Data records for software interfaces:
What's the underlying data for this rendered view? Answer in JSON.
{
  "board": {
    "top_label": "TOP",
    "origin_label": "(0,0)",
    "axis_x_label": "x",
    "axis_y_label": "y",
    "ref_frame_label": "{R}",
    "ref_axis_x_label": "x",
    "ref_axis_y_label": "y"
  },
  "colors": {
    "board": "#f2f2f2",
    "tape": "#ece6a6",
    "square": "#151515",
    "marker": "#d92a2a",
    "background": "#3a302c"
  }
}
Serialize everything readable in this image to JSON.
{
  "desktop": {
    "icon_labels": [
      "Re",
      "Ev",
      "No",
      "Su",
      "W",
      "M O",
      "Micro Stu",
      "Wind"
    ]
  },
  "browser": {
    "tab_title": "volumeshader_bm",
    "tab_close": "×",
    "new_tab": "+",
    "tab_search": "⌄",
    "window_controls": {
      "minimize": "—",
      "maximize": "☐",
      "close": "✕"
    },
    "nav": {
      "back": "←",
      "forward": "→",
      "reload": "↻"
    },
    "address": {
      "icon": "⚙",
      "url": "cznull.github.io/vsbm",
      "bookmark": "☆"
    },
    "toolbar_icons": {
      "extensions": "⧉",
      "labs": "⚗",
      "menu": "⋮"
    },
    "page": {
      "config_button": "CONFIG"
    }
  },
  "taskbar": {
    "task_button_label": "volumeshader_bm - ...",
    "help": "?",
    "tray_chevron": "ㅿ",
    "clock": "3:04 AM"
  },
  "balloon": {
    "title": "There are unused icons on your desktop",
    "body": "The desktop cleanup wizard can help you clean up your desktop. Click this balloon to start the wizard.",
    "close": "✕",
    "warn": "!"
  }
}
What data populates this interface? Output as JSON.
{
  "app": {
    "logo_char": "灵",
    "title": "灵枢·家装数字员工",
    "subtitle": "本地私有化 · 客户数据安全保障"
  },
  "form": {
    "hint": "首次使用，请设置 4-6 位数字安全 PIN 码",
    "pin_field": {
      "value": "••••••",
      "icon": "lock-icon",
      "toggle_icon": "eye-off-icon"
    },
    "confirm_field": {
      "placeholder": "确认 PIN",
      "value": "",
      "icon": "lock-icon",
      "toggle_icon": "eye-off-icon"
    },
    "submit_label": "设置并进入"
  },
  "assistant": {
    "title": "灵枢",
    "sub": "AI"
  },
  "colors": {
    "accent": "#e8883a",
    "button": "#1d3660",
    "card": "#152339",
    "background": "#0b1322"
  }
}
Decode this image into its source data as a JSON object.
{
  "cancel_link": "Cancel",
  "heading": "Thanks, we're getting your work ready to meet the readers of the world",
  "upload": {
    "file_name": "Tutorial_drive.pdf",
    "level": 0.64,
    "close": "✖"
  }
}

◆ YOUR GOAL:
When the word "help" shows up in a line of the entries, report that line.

◆ WRITTEN ANSWER:
    "help": "?",
    "body": "The desktop cleanup wizard can help you clean up your desktop. Click this balloon to start the wizard.",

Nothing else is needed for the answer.